However, for the first time, border officials in a selection of six counties will now pass on registration details to the DVLA and police, as part of a pilot project to test the scheme before a national policy is made. The project, to be announced by the Transport Secretary, is also designed to stop foreign drivers from not having to pay tax.

Neil Greig, IAM's director of research, said, "The high numbers of overseas speeders on our roads show how important it is that the UK joins up with the rest of Europe to harmonise motoring offences and give the police extra powers to pursue dangerous drivers.”

£37million of heroin revealed by car X-ray

A car being imported from Pakistan to England was discovered to have £37million of heroin stashed inside. When X-rayed after coming off the container ship, it was clear that the X-type Jaguar was missing vital components, such as ignition and any electrics, and in their place were 316 packets of heroin.

Noman Qureshi, 32, and Israr Khan, 35, were found guilty of trying to supply Class A drugs, and were sentenced to 21 years and 18 years respectively.

Volvo XC90

Volvo unveil their new XC90

Starting at £45,785 for the D5 AWD Momentum model, the new luxury SUV goes on sale in 2015.

The new XC90 will be the first entirely new vehicle to be brought out under Volvo’s new Chinese ownership, though the second-generation SUV is still rife with the classic Volvo Swedish technological wizardry. As a result, this Volvo XC90 looks to be the safest and most economical SUV on the market.

The SUV also boasts two world-first safety technologies: a seatbelt tightening “run-off road protection package” that activates energy-absorbing technology in the seats when difficult terrain is detected by the car, and the lauded auto-braking feature, which interrupts if a driver pulls out in front of on-coming traffic. The new safety systems are designed with the vision of no deaths or serious injuries in Volvo's vehicles by 2020.

The XC90 will also be offered with a new 390bhp plug-in hybrid powertrain, combining the 2 litre petrol engine with an electric motor, which, as well as being the most powerful variant, is also the most efficient, with CO2 emissions of only 60g/km.


UK to invest £11 million in hydrogen fuel

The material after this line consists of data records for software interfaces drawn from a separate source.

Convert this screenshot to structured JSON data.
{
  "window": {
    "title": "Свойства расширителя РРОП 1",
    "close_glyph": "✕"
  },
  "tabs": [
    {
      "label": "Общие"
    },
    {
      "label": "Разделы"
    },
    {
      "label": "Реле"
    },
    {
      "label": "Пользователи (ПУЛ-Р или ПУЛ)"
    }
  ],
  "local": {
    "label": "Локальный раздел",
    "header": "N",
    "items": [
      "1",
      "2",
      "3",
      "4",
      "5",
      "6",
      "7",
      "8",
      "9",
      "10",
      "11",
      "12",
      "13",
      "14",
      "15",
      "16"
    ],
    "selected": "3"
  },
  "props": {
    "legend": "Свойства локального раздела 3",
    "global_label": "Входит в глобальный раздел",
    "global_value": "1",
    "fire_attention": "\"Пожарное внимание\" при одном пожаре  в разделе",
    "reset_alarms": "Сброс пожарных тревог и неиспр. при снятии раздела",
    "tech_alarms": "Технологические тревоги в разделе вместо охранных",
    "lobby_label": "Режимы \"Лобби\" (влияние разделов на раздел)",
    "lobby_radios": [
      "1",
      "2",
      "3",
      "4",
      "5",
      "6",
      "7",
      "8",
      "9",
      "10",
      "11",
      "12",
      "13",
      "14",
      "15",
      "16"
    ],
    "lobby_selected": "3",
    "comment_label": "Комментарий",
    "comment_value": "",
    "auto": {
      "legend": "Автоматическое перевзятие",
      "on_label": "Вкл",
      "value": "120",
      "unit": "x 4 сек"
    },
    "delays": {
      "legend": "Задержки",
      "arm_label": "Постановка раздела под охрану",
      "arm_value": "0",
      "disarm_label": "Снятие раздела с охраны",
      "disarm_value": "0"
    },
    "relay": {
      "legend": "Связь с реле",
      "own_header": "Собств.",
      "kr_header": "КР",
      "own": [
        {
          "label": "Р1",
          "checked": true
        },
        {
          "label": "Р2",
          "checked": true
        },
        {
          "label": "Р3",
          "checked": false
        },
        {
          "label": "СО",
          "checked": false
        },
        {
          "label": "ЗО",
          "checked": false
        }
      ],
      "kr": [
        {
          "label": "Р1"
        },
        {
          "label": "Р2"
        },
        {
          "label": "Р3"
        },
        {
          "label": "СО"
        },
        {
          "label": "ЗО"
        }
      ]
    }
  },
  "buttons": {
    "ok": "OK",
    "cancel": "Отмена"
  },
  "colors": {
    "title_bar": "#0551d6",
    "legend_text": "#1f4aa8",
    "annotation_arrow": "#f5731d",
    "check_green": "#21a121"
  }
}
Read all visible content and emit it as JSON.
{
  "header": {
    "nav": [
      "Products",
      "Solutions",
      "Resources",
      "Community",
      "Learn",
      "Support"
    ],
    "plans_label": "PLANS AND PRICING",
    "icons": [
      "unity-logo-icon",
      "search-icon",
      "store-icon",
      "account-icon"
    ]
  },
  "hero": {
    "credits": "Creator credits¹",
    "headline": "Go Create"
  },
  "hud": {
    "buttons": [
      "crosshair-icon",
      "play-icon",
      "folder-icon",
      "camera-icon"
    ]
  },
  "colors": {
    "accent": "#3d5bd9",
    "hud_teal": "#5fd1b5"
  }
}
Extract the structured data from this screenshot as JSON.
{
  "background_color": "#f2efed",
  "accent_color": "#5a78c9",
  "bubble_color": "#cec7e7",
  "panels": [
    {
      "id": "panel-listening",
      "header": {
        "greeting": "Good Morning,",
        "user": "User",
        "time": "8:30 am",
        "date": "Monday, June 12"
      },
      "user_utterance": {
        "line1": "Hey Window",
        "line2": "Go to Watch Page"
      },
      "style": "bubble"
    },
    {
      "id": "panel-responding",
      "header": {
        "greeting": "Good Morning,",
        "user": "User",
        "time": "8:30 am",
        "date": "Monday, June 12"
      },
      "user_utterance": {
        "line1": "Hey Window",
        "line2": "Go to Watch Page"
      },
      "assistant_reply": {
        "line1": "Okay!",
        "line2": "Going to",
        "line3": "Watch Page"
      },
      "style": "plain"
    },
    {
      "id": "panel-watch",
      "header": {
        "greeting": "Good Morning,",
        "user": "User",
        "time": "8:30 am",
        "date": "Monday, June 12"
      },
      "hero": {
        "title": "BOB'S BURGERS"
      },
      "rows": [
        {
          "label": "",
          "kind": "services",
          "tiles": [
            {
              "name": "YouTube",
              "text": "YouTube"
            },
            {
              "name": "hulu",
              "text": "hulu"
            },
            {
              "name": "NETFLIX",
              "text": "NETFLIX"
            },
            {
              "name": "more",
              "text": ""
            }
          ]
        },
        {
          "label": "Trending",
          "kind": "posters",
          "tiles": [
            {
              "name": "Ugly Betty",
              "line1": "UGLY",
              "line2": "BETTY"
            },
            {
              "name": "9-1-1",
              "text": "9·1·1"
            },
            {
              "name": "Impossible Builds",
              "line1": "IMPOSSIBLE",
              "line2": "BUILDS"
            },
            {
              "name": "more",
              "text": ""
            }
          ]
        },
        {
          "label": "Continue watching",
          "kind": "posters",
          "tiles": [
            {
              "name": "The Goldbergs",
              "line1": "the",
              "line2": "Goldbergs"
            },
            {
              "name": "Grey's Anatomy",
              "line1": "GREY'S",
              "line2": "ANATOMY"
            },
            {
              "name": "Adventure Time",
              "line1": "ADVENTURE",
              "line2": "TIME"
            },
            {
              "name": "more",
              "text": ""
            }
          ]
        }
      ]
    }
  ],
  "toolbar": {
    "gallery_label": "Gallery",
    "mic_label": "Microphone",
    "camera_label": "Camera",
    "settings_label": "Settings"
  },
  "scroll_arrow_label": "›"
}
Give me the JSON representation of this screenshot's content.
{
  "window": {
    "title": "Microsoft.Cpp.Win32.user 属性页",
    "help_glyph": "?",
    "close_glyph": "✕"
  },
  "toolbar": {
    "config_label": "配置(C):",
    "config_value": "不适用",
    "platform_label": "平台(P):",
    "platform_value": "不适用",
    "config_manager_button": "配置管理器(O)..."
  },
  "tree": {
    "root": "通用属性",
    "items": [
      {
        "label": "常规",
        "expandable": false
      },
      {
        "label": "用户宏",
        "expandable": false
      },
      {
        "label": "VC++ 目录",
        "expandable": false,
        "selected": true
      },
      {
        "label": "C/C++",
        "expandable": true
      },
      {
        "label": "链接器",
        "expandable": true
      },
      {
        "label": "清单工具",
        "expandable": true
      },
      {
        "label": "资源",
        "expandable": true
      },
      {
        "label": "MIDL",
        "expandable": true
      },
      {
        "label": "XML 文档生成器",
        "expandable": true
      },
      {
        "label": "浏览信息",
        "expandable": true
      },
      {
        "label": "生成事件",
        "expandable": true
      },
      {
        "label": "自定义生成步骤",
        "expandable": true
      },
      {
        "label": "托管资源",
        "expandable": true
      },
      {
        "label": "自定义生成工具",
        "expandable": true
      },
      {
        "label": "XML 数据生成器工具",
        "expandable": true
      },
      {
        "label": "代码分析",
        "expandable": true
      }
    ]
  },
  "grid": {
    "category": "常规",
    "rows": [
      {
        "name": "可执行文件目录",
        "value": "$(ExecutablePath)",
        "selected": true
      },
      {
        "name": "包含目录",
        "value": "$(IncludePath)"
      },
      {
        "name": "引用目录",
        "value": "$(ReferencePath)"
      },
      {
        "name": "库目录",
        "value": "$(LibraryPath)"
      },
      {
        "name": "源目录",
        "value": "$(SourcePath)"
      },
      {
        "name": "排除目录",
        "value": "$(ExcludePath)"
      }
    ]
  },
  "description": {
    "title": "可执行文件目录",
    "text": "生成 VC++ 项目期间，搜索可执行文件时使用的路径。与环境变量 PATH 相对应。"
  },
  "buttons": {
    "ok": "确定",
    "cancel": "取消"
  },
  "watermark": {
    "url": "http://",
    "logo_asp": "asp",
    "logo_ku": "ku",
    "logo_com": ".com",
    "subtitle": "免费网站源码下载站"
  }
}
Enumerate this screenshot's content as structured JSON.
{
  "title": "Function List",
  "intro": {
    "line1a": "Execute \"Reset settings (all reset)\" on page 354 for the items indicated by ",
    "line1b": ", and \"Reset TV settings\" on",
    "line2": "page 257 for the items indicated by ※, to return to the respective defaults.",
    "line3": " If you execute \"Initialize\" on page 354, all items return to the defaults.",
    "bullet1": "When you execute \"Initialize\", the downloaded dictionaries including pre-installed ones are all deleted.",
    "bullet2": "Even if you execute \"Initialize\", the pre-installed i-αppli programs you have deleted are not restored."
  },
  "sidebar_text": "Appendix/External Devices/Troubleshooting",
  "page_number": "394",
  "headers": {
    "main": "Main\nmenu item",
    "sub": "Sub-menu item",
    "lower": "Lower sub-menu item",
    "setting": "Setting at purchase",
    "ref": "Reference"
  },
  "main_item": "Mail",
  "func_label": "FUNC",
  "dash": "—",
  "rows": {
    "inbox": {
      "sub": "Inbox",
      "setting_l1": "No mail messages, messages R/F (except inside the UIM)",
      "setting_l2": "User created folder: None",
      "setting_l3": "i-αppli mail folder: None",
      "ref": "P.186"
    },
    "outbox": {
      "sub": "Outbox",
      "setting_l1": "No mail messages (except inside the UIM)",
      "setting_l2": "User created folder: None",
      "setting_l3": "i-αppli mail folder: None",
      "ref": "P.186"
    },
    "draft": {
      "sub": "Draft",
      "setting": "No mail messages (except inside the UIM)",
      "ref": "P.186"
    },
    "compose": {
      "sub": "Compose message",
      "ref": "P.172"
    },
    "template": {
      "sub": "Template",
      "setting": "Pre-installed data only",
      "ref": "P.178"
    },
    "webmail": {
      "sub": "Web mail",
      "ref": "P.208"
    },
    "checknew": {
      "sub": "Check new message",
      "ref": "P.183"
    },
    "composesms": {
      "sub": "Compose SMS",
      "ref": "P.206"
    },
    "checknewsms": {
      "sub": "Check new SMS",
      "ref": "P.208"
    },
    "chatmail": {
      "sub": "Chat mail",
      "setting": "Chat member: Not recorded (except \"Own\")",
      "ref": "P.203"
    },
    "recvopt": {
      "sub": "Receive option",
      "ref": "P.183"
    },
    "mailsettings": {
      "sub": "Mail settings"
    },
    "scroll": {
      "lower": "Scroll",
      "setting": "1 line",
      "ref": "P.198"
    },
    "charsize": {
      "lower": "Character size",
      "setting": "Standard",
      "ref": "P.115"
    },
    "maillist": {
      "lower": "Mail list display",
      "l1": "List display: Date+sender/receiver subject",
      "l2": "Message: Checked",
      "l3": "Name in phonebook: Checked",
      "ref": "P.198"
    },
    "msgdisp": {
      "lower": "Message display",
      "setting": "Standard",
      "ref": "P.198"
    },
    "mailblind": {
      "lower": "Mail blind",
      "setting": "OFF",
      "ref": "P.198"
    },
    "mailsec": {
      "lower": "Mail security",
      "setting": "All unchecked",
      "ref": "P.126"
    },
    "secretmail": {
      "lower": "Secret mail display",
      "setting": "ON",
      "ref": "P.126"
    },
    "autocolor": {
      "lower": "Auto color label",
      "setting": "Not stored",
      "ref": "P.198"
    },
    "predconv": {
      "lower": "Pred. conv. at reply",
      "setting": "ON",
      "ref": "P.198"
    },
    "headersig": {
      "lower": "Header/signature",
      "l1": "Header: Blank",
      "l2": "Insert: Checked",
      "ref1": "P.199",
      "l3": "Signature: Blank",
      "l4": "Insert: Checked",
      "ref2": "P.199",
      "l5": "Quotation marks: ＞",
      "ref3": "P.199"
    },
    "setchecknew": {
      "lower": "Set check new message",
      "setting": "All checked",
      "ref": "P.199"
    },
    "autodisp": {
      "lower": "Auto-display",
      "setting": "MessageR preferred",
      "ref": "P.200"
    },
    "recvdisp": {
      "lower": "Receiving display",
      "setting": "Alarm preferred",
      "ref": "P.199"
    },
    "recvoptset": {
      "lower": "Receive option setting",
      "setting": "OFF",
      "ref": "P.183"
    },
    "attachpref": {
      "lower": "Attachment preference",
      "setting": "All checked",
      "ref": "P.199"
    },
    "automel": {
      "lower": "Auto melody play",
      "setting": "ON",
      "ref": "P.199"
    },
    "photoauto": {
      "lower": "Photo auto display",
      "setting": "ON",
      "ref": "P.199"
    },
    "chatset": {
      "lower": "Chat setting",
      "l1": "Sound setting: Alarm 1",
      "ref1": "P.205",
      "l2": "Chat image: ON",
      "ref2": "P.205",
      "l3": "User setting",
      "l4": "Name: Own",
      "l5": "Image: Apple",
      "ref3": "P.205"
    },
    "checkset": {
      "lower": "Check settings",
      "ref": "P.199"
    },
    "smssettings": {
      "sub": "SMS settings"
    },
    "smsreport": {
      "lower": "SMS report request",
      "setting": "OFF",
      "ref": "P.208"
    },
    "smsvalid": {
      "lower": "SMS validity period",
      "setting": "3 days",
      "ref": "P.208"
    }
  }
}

The Office for Low Emission Vehicles has announced an investment of £11 million in hydrogen stations and vehicles. Co-funded by government and the industry, the money will see 15 hydrogen refuelling stations open across the UK by finishing eight currently in development and building seven from scratch. Two of the eleven million pounds will purchase a “fleet” of 40 hydrogen-fuelled vehicles for the public sector to use in certain metropolitan areas.

Toyota, one of the industry backers, will be releasing their first hydrogen fuel cell electric vehicle to the UK market next year.

Matthew Hancock, minister for business, said the funding would help make the UK a "global leader" in ultra-low emission cars, “Hydrogen cars present us with a huge economic opportunity and can bolster our internationally renowned automotive industry. We want to make the UK one of the best places in the world to design, manufacture and sell ultra-low emission vehicles.&rdquo

While good news for ultra-low emission supporters and environmentalists, the ratio of hydrogen stations to conventional petrol stations in the UK (about 8,500) will still be tiny.